Heritage Railroad: This small shortline is owned by Energy Solutions, LLC and operates about a 12-mile section of railroad near Blair serving local industries. For contact information please click here.
Knoxville & Holston River Railroad: This short line is one of Gulf
& Ohio's family of railroads, operating about 20 miles of trackage
near Knoxville where it connects with both NS and CSX.
Kentucky West Tennessee Railway: The KWT Railway, a G&W subsidiary operates two
unconnected section of track, totaling just about 70 miles, in
northwestern Tennessee that also reaches Murray, Kentucky.
Mississippi Central Railroad: This short line is one of Pioneer
Rail Corporation's railroads, operating mostly in northern Mississippi
but also reaches Grand Junction, Tennessee.
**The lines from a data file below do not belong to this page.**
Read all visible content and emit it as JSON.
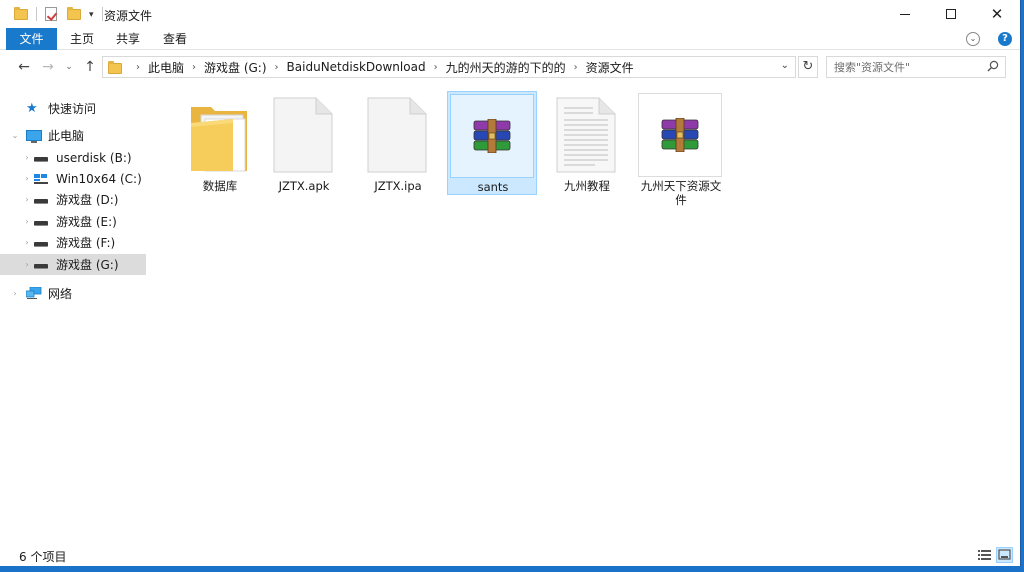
{
  "window": {
    "title": "资源文件"
  },
  "ribbon": {
    "tabs": [
      "文件",
      "主页",
      "共享",
      "查看"
    ]
  },
  "address": {
    "crumbs": [
      "此电脑",
      "游戏盘 (G:)",
      "BaiduNetdiskDownload",
      "九的州天的游的下的的",
      "资源文件"
    ]
  },
  "search": {
    "placeholder": "搜索\"资源文件\""
  },
  "sidebar": {
    "items": [
      {
        "label": "快速访问",
        "icon": "star-icon"
      },
      {
        "label": "此电脑",
        "icon": "computer-icon"
      },
      {
        "label": "userdisk (B:)",
        "icon": "drive-icon"
      },
      {
        "label": "Win10x64 (C:)",
        "icon": "windows-drive-icon"
      },
      {
        "label": "游戏盘 (D:)",
        "icon": "drive-icon"
      },
      {
        "label": "游戏盘 (E:)",
        "icon": "drive-icon"
      },
      {
        "label": "游戏盘 (F:)",
        "icon": "drive-icon"
      },
      {
        "label": "游戏盘 (G:)",
        "icon": "drive-icon"
      },
      {
        "label": "网络",
        "icon": "network-icon"
      }
    ]
  },
  "files": [
    {
      "name": "数据库",
      "type": "folder"
    },
    {
      "name": "JZTX.apk",
      "type": "blank-file"
    },
    {
      "name": "JZTX.ipa",
      "type": "blank-file"
    },
    {
      "name": "sants",
      "type": "rar-archive"
    },
    {
      "name": "九州教程",
      "type": "text-document"
    },
    {
      "name": "九州天下资源文件",
      "type": "rar-archive"
    }
  ],
  "status": {
    "text": "6 个项目"
  },
  "colors": {
    "accent": "#1979ca",
    "selection": "#cce8ff",
    "folder": "#f3c54f"
  }
}
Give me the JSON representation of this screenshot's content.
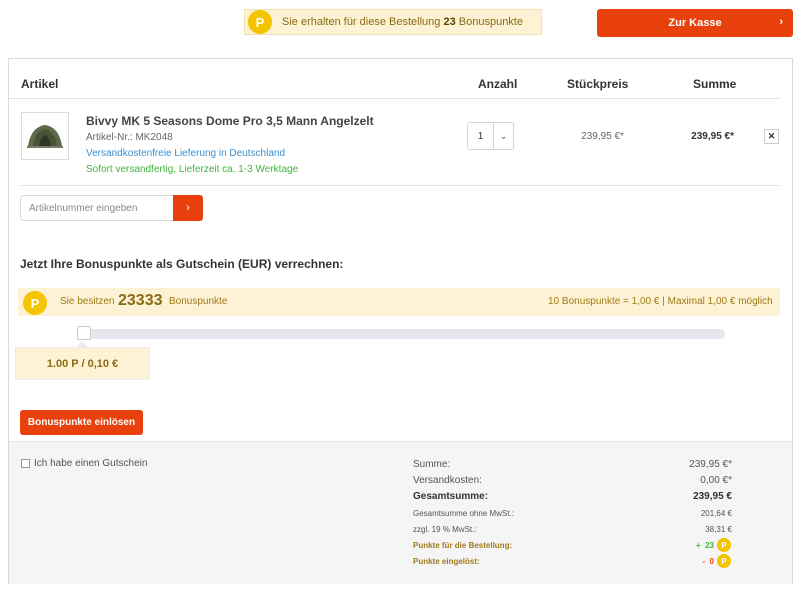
{
  "top": {
    "bonus_prefix": "Sie erhalten für diese Bestellung",
    "bonus_points": "23",
    "bonus_suffix": "Bonuspunkte",
    "coin_letter": "P",
    "checkout_label": "Zur Kasse",
    "checkout_chevron": "›"
  },
  "table": {
    "headers": {
      "article": "Artikel",
      "quantity": "Anzahl",
      "unit_price": "Stückpreis",
      "sum": "Summe"
    }
  },
  "item": {
    "name": "Bivvy MK 5 Seasons Dome Pro 3,5 Mann Angelzelt",
    "article_no": "Artikel-Nr.: MK2048",
    "shipping": "Versandkostenfreie Lieferung in Deutschland",
    "stock": "Sofort versandfertig, Lieferzeit ca. 1-3 Werktage",
    "quantity": "1",
    "quantity_arrow": "⌄",
    "unit_price": "239,95 €*",
    "total": "239,95 €*",
    "remove_label": "✕"
  },
  "article_input": {
    "placeholder": "Artikelnummer eingeben",
    "button": "›"
  },
  "bonus": {
    "heading": "Jetzt Ihre Bonuspunkte als Gutschein (EUR) verrechnen:",
    "own_label": "Sie besitzen",
    "own_points": "23333",
    "own_unit": "Bonuspunkte",
    "rate": "10 Bonuspunkte = 1,00 € | Maximal 1,00 € möglich",
    "slider_value": 0,
    "slider_display": "1.00 P / 0,10 €",
    "redeem_label": "Bonuspunkte einlösen"
  },
  "footer": {
    "voucher_label": "Ich habe einen Gutschein",
    "summary": {
      "sum_label": "Summe:",
      "sum_value": "239,95 €*",
      "shipping_label": "Versandkosten:",
      "shipping_value": "0,00 €*",
      "total_label": "Gesamtsumme:",
      "total_value": "239,95 €",
      "net_label": "Gesamtsumme ohne MwSt.:",
      "net_value": "201,64 €",
      "vat_label": "zzgl. 19 % MwSt.:",
      "vat_value": "38,31 €",
      "points_order_label": "Punkte für die Bestellung:",
      "points_order_sign": "+",
      "points_order_value": "23",
      "points_redeemed_label": "Punkte eingelöst:",
      "points_redeemed_sign": "-",
      "points_redeemed_value": "0"
    }
  },
  "colors": {
    "accent": "#e8410e",
    "coin": "#f5c400",
    "bonus_bg": "#fdf3d4",
    "link_blue": "#3a8fd1",
    "stock_green": "#3fb53f"
  }
}
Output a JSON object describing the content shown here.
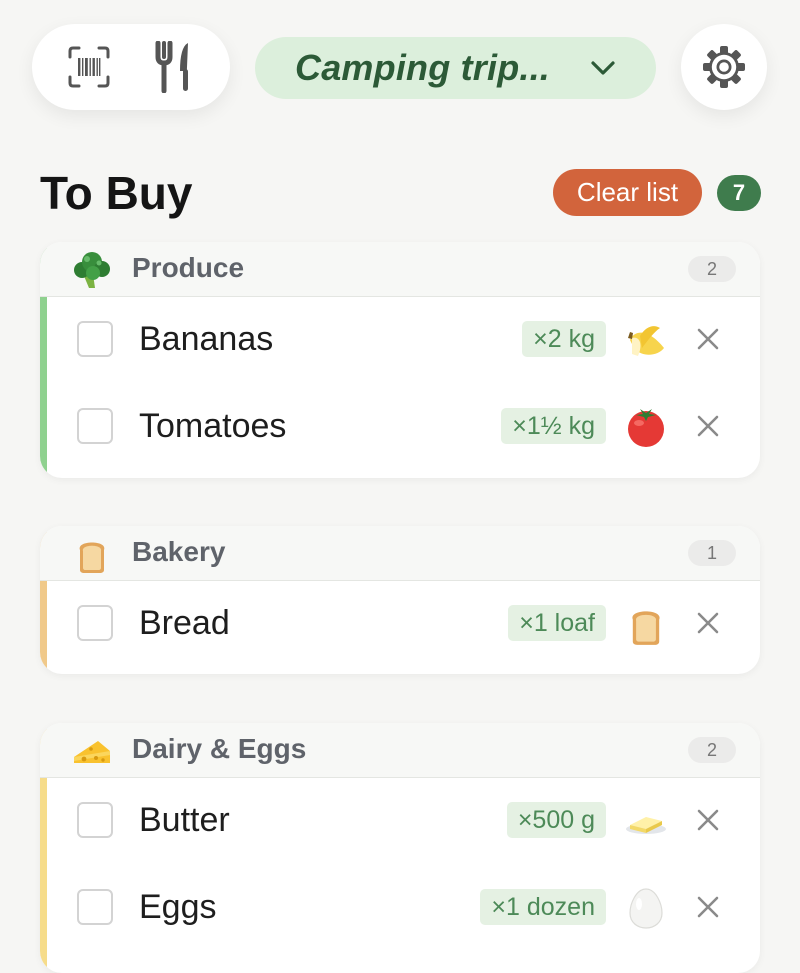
{
  "header": {
    "list_name": "Camping trip...",
    "icons": {
      "scan": "barcode-scan-icon",
      "recipes": "fork-knife-icon",
      "dropdown": "chevron-down-icon",
      "settings": "gear-icon"
    }
  },
  "title": "To Buy",
  "clear_label": "Clear list",
  "total_count": "7",
  "colors": {
    "accent_green": "#3f7c4d",
    "clear_button": "#d2643c",
    "produce_stripe": "#8fd18f",
    "bakery_stripe": "#f0c98a",
    "dairy_stripe": "#f6dc8a"
  },
  "sections": [
    {
      "name": "Produce",
      "count": "2",
      "icon": "broccoli-icon",
      "items": [
        {
          "name": "Bananas",
          "qty": "×2 kg",
          "icon": "banana-icon"
        },
        {
          "name": "Tomatoes",
          "qty": "×1½ kg",
          "icon": "tomato-icon"
        }
      ]
    },
    {
      "name": "Bakery",
      "count": "1",
      "icon": "bread-icon",
      "items": [
        {
          "name": "Bread",
          "qty": "×1 loaf",
          "icon": "bread-icon"
        }
      ]
    },
    {
      "name": "Dairy & Eggs",
      "count": "2",
      "icon": "cheese-icon",
      "items": [
        {
          "name": "Butter",
          "qty": "×500 g",
          "icon": "butter-icon"
        },
        {
          "name": "Eggs",
          "qty": "×1 dozen",
          "icon": "egg-icon"
        }
      ]
    }
  ]
}
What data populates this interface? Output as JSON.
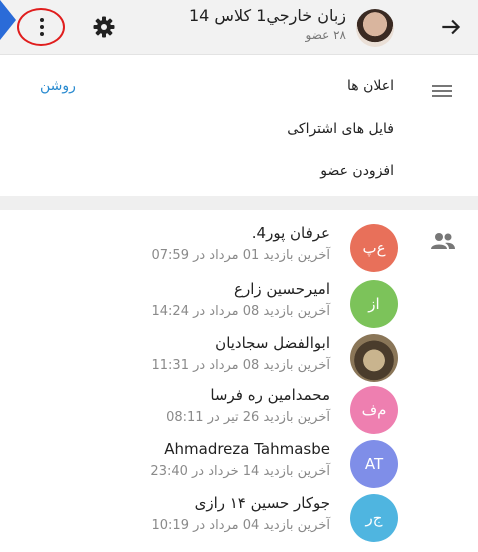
{
  "header": {
    "title": "زبان خارجي1 کلاس 14",
    "subtitle": "۲۸ عضو",
    "back_icon": "arrow-right-icon",
    "settings_icon": "gear-icon",
    "menu_icon": "more-vert-icon"
  },
  "settings": {
    "notifications_label": "اعلان ها",
    "notifications_value": "روشن",
    "shared_files_label": "فایل های اشتراکی",
    "add_member_label": "افزودن عضو"
  },
  "members": [
    {
      "name": "عرفان پور4.",
      "last_seen": "آخرین بازدید 01 مرداد در 07:59",
      "initials": "ع‌پ",
      "color": "#e8705a"
    },
    {
      "name": "امیرحسین زارع",
      "last_seen": "آخرین بازدید 08 مرداد در 14:24",
      "initials": "از",
      "color": "#7cc35a"
    },
    {
      "name": "ابوالفضل سجادیان",
      "last_seen": "آخرین بازدید 08 مرداد در 11:31",
      "initials": "",
      "color": "#6b5a48"
    },
    {
      "name": "محمدامین ره فرسا",
      "last_seen": "آخرین بازدید 26 تیر در 08:11",
      "initials": "م‌ف",
      "color": "#ee7fb0"
    },
    {
      "name": "Ahmadreza Tahmasbe",
      "last_seen": "آخرین بازدید 14 خرداد در 23:40",
      "initials": "AT",
      "color": "#7f8ee8"
    },
    {
      "name": "جوکار حسین ۱۴ رازی",
      "last_seen": "آخرین بازدید 04 مرداد در 10:19",
      "initials": "ج‌ر",
      "color": "#4fb5e0"
    }
  ],
  "colors": {
    "accent_status": "#2a8bd0",
    "highlight_circle": "#e01d1d",
    "edge_marker": "#2a6bd8"
  }
}
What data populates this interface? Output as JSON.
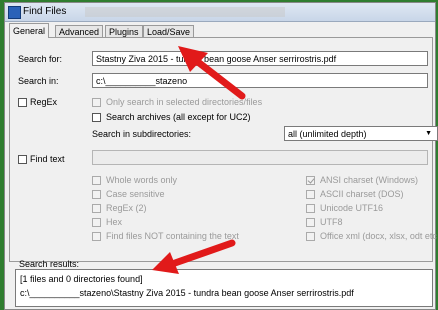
{
  "window": {
    "title": "Find Files"
  },
  "tabs": [
    {
      "label": "General"
    },
    {
      "label": "Advanced"
    },
    {
      "label": "Plugins"
    },
    {
      "label": "Load/Save"
    }
  ],
  "general": {
    "search_for_label": "Search for:",
    "search_for_value": "Stastny Ziva 2015 - tundra bean goose Anser serrirostris.pdf",
    "search_in_label": "Search in:",
    "search_in_value": "c:\\__________stazeno",
    "regex_label": "RegEx",
    "only_selected_label": "Only search in selected directories/files",
    "search_archives_label": "Search archives (all except for UC2)",
    "subdirs_label": "Search in subdirectories:",
    "subdirs_value": "all (unlimited depth)",
    "find_text_label": "Find text",
    "options": {
      "whole_words": "Whole words only",
      "case_sensitive": "Case sensitive",
      "regex2": "RegEx (2)",
      "hex": "Hex",
      "files_not_containing": "Find files NOT containing the text",
      "ansi": "ANSI charset (Windows)",
      "ascii": "ASCII charset (DOS)",
      "unicode": "Unicode UTF16",
      "utf8": "UTF8",
      "office_xml": "Office xml (docx, xlsx, odt etc"
    }
  },
  "results": {
    "label": "Search results:",
    "summary": "[1 files and 0 directories found]",
    "item": "c:\\__________stazeno\\Stastny Ziva 2015 - tundra bean goose Anser serrirostris.pdf"
  },
  "colors": {
    "annotation_arrow": "#e11a1a"
  }
}
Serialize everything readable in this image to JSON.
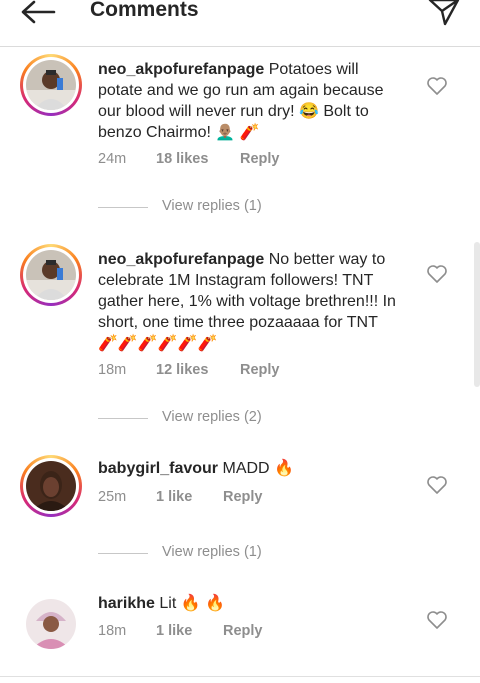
{
  "header": {
    "title": "Comments"
  },
  "comments": [
    {
      "username": "neo_akpofurefanpage",
      "text": "Potatoes will potate and we go run am again because our blood will never run dry! 😂 Bolt to benzo Chairmo! 👨🏽‍🦲 🧨",
      "time": "24m",
      "likes": "18 likes",
      "reply": "Reply",
      "view_replies": "View replies (1)"
    },
    {
      "username": "neo_akpofurefanpage",
      "text": "No better way to celebrate 1M Instagram followers! TNT gather here, 1% with voltage brethren!!! In short, one time three pozaaaaa for TNT 🧨🧨🧨🧨🧨🧨",
      "time": "18m",
      "likes": "12 likes",
      "reply": "Reply",
      "view_replies": "View replies (2)"
    },
    {
      "username": "babygirl_favour",
      "text": "MADD 🔥",
      "time": "25m",
      "likes": "1 like",
      "reply": "Reply",
      "view_replies": "View replies (1)"
    },
    {
      "username": "harikhe",
      "text": "Lit 🔥 🔥",
      "time": "18m",
      "likes": "1 like",
      "reply": "Reply"
    }
  ],
  "icons": {
    "back": "arrow-left-icon",
    "send": "paper-plane-icon",
    "like": "heart-outline-icon"
  },
  "colors": {
    "text": "#262626",
    "secondary": "#8e8e8e",
    "story_ring": "#d62976"
  }
}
Nashville & Eastern Railroad: The NERR began operations in the mid-1980s and today operates about 130 miles of track between Nashville and Monterey. The railroad also hosts occasional excursion trains as well as the recently started Music City Star, a commuter train serving Nashville. To contact the railroad concerning job openings please click here to visit their website.
Nashville & Western Railroad: The Nashville & Western is
owned and operated by the Nashville & Eastern.
R.J. Corman Railroad: RJ Corman operates several rail-related businesses, including shortlines in a number of eastern states. One of these is the Tennessee Terminal which operates between Memphis, Tennessee and Olive Branch, Mississippi. To contact them regarding job openings please click here.
Sequatchie Valley Railroad: This shortline operates between Bridgeport, Alabama and Jasper, Tennessee. To contact the railroad; P. O. Box 296, Bell Buckle, Tennessee 37020-0296.
South Central Tennessee Railroad: For contact information; P. O. Box 259, Centerville, Tennessee 37033.
Tennessee Southern Railroad: This railroad is owned by the Patriot Rail Corporation and operates nearly 150 miles of track between Columbia and Pulaski, and also reaches Florence, Alabama.
Tennken Railroad: For contact information; 1200 Cherry Street, Dyersburg, Tennessee 38024-4135.
Walking Horse & Eastern Railroad: This eight-mile shortline serves the communities of Shelbyville and Wartrace with an interchange to CSX. To contact the railroad; 559 Minkslide Road, Shelbyville, Tennessee 37160.
West Tennessee Railroad: The West Tennessee Railroad dates back
to 1984 operating ex-Illinois Central Gulf trackage between Corinth,
Mississippi and Fulton, Kentucky that reaches into western Tennessee.
The railroad is headquartered in Jackson. To contact them; 1061 James
Buchanan Drive, Jackson, Tennessee 38301.
For more information about shortline railroads that serve Tennessee please click here to visit the American Short Line and Regional Railroad Association's website.